# Fractions/Percent/ Unit Rate/Ratio

## Overall Expectations:

• proper and improper fractions, and mixed numbers;

• demonstrate an understanding of relationships involving percent, ratio and unit rate.

## Specific Expectations: Fractions

• represent, compare, and order fractional amounts with unlike denominators, including proper and improper fractions and mixed numbers, using a variety of tools (e.g., fraction circles, Cuisenaire rods, drawings, number lines, calculators) and using standard fractional notation (Sample problem: Use fraction strips to show that 1 1/2 is greater than 5/4 .);
• estimate quantities using benchmarks of 10%, 25%, 50%, 75%, and 100% (e.g., the container is about 75% full; approximately 50% of our students walk to school);

## Proportional Relationships:

By the end of Grade 6, students will:

• represent ratios found in real-life contexts, using concrete materials, drawings, and standard fractional notation (Sample problem: In a classroom of 28 students, 12 are female.What is the ratio of male students to female students?);

• determine and explain, through investigation using concrete materials, drawings, and calculators, the relationships among fractions (i.e., with denominators of 2, 4, 5, 10, 20, 25, 50, and 100), decimal numbers, and percents (e.g., use a 10 x 10

grid to show that 14 = 0.25 or 25%);

• represent relationships using unit rates (Sample problem: If 5 batteries cost \$4.75, what is the cost of 1 battery?).

## Fractions

Math Antics - Fractions Are Parts

## _______________

Math Antics - Working With Parts

## Find a fraction between 5/4 and 1 4/6

A fraction between 5/4 and 1 and 4/6 is _________________________.

## Learning Goal:

We are learning to estimate (educated guess) quantities using benchmarks of 10%, 25%, 50%, 75%, and 100%.

## What are percentages? (Watch until 4:15 of video)

Math Antics - What Are Percentages?

## Learning Goal

We are learning to use denominators of 2, 4, 5, 10, 20, 25, 50, and 100), decimal numbers, and percents (e.g., use a 10 x 10 grid to show that 14 = 0.25 or 25%);

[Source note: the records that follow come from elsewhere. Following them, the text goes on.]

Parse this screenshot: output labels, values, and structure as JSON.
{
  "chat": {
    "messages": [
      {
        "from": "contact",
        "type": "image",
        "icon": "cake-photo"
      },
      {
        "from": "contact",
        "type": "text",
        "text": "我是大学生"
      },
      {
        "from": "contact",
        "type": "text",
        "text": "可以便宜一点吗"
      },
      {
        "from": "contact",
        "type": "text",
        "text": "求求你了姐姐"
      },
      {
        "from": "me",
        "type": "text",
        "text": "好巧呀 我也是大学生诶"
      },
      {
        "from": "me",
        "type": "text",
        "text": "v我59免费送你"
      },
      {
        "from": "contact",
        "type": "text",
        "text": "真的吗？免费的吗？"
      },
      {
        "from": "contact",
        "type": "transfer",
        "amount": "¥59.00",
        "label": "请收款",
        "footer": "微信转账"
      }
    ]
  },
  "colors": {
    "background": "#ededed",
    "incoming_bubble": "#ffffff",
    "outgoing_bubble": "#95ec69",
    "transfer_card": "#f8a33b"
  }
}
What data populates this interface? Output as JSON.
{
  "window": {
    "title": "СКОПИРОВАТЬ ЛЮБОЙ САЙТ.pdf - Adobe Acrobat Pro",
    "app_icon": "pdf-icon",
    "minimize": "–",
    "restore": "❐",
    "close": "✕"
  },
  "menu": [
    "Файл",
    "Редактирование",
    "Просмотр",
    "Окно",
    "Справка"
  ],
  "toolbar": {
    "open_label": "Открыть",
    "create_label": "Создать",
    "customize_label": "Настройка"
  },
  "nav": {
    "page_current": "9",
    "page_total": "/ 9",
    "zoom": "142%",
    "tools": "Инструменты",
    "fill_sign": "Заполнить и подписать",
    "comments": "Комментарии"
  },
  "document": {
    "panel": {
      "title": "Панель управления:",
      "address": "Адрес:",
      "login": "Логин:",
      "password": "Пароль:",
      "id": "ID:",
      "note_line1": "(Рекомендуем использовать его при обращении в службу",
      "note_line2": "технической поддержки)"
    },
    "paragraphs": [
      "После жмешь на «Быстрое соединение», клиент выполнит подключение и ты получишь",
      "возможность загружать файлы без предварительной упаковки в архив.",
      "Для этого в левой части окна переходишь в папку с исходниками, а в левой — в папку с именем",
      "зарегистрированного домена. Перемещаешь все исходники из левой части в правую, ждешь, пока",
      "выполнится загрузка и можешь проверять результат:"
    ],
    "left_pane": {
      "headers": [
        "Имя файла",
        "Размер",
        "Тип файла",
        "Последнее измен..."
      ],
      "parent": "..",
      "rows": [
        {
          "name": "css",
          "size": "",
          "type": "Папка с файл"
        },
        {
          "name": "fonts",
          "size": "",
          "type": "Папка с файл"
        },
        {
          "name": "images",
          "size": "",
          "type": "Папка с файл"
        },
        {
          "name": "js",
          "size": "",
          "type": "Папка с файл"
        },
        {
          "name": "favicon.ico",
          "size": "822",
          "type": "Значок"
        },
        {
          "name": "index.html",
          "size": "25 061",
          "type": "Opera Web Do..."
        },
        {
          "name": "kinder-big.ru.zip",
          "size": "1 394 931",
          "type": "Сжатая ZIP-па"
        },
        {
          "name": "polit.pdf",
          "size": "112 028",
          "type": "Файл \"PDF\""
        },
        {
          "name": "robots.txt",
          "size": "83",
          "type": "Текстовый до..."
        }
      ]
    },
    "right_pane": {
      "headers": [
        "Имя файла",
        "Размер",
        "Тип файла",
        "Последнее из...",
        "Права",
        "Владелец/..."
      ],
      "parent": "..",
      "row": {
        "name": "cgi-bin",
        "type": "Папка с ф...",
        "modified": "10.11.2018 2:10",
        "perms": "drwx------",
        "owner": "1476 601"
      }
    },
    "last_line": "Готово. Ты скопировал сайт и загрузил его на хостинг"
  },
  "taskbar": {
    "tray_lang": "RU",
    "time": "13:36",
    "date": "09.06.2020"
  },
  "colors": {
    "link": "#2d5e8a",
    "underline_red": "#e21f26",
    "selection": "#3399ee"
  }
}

1/4

1/5

1/10

1/20

1/25

1/50

1/100

## Ratio - (Watch Video Up Until 5:09)

Math Antics - Ratios And Rates

## Rate (Start video at 5:09)

Math Antics - Ratios And Rates
6th Grade Math Rate and Unit Rate

## Order Of Operations:

• explain the need for a standard order for performing operations, by investigating the impact that changing the order has when performing a series of operations (Sample problem: Calculate and compare the answers to 3 + 2 x 5 using a basic four- function calculator and using a scientific calculator.).

## Performing Math Operations must be preformed in a certain way.

Example: 3 + 2 x 5

Therefore:

3 + 2 x 5

= 3 + 10

= 13

## Prime Numbers and Factors

• identify composite numbers and prime numbers, and explain the relationship between them (i.e., any composite num- ber can be factored into prime factors) (e.g., 42 = 2 x 3 x 7).

## Composite Numbers - A whole number that can be divided evenly by numbers other than 1 or itself.

Example: 9 can be divided evenly by 3 (as well as 1 and 9), so 9 is a composite number.

## Prime Numbers - A whole number that can ONLY be divided evenly by 1 and itself.

7 cannot be divided evenly (except by 1 and 7), so is NOT a composite number (it is a prime number).